FOXBORO -- Since June, Rob Gronkowski’s had a torn pectoral muscle, a torn hamstring, a lacerated lung and now he’s got a ruptured disk that will send him to surgery and end his 2016 season.
The Patriots got about 45 days of healthy Gronk this season.
Think about it. The team didn’t even bother to start using him in earnest until Week 5. The hamstring kept him down for the first two games. He got thrown to three times and made one catch in Weeks 3 and 4.
And then? And then he had 473 yards on 21 catches with three touchdowns over the next four games. In Week 10, after the organ-jumbling hit against Seattle, he was – for him – limited. He still caught a 26-yarder over his shoulder with 1:19 left in the game to set the Patriots up with a shot at the end zone at the buzzer.
And now he’s gone. Again.
They are the two sides to this rare, valuable coin.
Upside? A transcendent player who’s simultaneously a throwback and a prototype. A player compiling receiving stats that are on pace to dwarf the pseudo-wideout tight ends that from the 1990s and 2000s -- Shannon Sharpe, Antonio Gates -- while still blocking like a 32-catch-a-year bulldozer from the 60s and 70s. A player who came along at just the right time in Tom Brady’s career so that Brady could cement his place in NFL history and Gronk could get dragged into the record books alongside him.
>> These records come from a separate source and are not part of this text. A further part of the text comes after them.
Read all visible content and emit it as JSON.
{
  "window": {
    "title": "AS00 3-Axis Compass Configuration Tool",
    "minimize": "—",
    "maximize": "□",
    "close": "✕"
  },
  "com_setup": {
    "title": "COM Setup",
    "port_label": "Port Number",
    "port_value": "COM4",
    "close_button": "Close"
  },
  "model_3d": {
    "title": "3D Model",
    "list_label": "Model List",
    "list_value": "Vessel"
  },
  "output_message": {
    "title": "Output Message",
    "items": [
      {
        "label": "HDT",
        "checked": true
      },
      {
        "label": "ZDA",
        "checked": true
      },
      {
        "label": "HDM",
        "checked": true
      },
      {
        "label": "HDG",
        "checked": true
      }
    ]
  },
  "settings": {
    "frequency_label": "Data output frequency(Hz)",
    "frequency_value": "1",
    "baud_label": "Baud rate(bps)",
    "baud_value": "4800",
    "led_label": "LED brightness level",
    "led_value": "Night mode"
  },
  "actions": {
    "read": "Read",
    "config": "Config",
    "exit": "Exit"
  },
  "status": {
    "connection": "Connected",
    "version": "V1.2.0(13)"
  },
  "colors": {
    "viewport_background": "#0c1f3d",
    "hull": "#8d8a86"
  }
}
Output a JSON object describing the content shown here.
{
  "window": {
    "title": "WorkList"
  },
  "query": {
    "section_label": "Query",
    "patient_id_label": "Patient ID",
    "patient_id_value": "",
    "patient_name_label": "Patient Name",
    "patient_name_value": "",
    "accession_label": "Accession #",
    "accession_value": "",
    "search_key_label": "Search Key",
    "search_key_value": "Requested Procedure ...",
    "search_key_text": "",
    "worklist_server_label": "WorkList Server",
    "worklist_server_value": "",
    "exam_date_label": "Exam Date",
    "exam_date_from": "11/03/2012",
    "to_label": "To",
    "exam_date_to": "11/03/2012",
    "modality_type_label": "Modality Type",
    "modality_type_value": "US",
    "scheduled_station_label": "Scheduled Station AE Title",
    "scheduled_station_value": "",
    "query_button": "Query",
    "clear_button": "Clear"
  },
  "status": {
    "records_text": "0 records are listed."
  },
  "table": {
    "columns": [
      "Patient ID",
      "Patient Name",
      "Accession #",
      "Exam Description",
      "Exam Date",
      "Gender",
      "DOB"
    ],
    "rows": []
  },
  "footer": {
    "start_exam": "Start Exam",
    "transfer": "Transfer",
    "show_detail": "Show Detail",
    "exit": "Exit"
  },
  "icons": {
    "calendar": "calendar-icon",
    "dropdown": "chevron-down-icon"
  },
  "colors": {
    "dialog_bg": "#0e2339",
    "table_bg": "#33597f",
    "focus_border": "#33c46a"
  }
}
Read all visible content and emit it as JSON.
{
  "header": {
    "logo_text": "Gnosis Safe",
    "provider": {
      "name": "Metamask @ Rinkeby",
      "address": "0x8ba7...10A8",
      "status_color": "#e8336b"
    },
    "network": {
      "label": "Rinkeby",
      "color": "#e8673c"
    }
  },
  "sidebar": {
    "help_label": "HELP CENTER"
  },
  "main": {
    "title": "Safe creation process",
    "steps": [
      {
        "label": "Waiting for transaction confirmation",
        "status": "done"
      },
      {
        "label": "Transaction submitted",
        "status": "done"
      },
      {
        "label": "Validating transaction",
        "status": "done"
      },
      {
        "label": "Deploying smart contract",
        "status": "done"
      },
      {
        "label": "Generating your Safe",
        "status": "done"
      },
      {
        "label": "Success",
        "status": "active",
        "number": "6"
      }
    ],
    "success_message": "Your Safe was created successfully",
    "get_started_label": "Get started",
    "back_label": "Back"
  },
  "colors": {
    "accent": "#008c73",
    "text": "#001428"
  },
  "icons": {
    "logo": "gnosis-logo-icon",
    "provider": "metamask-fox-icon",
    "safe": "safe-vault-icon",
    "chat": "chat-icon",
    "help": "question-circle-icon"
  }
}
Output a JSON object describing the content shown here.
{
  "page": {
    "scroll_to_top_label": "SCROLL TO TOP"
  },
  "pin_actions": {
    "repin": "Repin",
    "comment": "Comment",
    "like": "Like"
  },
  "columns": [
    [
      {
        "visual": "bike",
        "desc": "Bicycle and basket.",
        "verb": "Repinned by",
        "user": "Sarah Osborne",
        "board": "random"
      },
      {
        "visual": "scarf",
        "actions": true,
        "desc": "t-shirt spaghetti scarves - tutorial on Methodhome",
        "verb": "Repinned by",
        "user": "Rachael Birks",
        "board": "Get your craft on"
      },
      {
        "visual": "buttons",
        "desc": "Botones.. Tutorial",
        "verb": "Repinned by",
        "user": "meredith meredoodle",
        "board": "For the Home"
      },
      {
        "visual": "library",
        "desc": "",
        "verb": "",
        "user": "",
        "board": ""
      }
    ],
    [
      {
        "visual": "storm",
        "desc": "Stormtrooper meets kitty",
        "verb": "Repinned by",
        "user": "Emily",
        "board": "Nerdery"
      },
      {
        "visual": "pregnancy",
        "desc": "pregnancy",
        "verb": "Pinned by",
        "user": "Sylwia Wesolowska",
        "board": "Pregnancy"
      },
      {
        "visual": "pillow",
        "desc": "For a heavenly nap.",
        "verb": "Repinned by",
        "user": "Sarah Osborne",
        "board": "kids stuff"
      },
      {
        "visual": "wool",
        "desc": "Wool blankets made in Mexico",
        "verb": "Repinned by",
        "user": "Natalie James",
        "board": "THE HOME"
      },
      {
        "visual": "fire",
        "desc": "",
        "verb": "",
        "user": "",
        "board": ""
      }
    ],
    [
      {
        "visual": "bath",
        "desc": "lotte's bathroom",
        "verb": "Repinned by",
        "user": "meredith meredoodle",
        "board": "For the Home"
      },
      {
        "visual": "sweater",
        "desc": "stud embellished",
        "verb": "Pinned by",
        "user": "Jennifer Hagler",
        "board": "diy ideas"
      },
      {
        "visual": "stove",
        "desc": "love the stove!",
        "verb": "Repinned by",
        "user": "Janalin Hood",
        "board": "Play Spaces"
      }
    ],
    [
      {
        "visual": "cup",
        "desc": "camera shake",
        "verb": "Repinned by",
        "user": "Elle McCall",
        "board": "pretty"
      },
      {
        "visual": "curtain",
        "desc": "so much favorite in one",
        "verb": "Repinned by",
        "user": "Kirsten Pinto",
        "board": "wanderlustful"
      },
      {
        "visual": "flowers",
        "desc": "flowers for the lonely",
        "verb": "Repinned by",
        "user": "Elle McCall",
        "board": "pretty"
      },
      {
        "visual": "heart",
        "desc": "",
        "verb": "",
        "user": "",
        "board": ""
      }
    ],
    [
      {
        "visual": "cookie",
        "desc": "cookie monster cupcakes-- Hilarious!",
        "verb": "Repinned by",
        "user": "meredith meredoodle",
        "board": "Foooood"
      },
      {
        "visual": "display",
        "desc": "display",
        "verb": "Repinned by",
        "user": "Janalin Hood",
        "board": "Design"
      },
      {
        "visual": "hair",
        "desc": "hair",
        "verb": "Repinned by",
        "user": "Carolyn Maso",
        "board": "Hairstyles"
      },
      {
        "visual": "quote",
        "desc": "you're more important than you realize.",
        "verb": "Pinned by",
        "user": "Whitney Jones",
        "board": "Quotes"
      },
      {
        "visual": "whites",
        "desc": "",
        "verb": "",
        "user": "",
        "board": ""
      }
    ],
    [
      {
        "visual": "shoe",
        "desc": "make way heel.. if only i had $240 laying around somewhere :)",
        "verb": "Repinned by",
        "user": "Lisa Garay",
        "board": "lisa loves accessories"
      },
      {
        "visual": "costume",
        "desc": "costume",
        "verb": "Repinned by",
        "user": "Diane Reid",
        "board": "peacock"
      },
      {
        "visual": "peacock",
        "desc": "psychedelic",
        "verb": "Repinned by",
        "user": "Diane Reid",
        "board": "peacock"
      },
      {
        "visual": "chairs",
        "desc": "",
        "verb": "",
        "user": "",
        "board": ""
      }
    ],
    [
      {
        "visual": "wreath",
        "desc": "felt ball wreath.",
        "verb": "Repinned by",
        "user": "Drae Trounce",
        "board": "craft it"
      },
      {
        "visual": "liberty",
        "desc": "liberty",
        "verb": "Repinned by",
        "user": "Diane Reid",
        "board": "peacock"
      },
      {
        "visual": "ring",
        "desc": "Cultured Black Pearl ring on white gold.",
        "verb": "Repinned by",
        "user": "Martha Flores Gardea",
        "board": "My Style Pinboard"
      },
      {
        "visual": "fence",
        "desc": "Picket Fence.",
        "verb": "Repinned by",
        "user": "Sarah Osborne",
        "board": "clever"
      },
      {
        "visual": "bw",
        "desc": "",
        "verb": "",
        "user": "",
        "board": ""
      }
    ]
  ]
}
Downside? A player you watch with your heart in your throat. Not only because you know his size mandates that defenders hit him at vulnerable times and in vulnerable spots. Not only because of the importance to the local entry in the professional football league. But also because -- even with the trappings of manufactured celebrity dripping from him and the overt Gronkian money grabs made on his half -- he’s as authentic and devoid of pretense as any star athlete we’ve ever had in this region.
You feel badly for him because, at 27, his body is breaking down. He’s had nine surgeries since 2009. This is the third time his back’s been opened up. He’s going to spend another offseason coming back from a significant injury which he also did after 2011 (ankle), 2012 (forearm, back) and 2013 (ACL).
The respite he got after 2015 was -- as I mentioned earlier -- broken by the torn pec. If Gronk can’t stem the injury tide -- and it might be time for a little less lifting and a lot more flexibility with Brady’s guy Alex Guerrero -- never mind the Patriots re-signing him when his contract is up, it’s a coin flip for him to even get there.
Which won’t allay any of the Gronkowski family’s concerns about the long-term health and financial prospects of their fourth born son.
Or quell Patriot concerns that -- even though they love and appreciate the kid -- the management of Gronk’s health, the size of his contract and the care-and-feeding of the Gronktourage all in exchange for moments of transcendent football is something they’ll have to weigh carefully.
Think about it, before Thursday, there was already a line of thought that the Patriots f***** Gronk by playing him on Sunday in New York.
And that was before Vic Carucci of the Buffalo News reported categorically that Gronk suffered “a ruptured disk” against Seattle.
If Gronk did indeed have the ruptured disk before the Jets game, that would mean the Patriots either missed the injury or that Gronk and the team -- understanding that he had a ruptured disk -- let him practice and play.
That report likely led to the team and Gronkowski’s player releasing a statement Thursday night that clarified the timeline in much finer detail than the team ever would.
During the Seattle game on November 13, Rob sustained a hit to the chest that resulted in a pulmonary contusion to his lung. Rob was examined by several specialists at Massachusetts General Hospital as directed by the team, as well as an independent physician. He received medical clearance to return to play two weeks later for the New York Jets game on November 27. After a hit early in the Jets game, Rob began to experience significant back and leg pain. This injury forced him to leave the game and he did not return. With the help of the Patriots medical staff, along with the consultation of several medical experts, it has been determined that it is in Rob’s best long-term interest to undergo surgery to address his lower back injury. Rob is expected to have surgery tomorrow. We do not expect that he will be able to play for the remainder of the 2016 season, but will await the results of tomorrow’s surgery before making a final determination. Rob has always been one of our hardest workers and was voted captain for the leadership he provides on our team. We are deeply saddened any time a player is lost to injury. We are committed to assisting Rob throughout his recovery and look forward to his return to playing football for the New England Patriots.
Twice in two years the Patriots have had to release a statement regarding an injury. It comes as a result of the post-injury speculation and blame-laying that comes when he goes down. It dates back to 2012 when Gronk came back from his broken arm for a playoff game against the Texans and then broke the arm the first time he landed on it. That incident -- and the ensuing months of infections, surgeries, rehabs and treatment -- turned Gronk injuries into events.
And so they remain.
With Gronk, the Patriots have taken the good -- brilliant play and a inimitable character that’s beloved -- with the bad -- injuries and a level of attention that rivals that of their Hall of Fame quarterback.
Gronk’s 2016 season is over. The speculation surrounding his recovery and future in the NFL and with the Patriots is just beginning.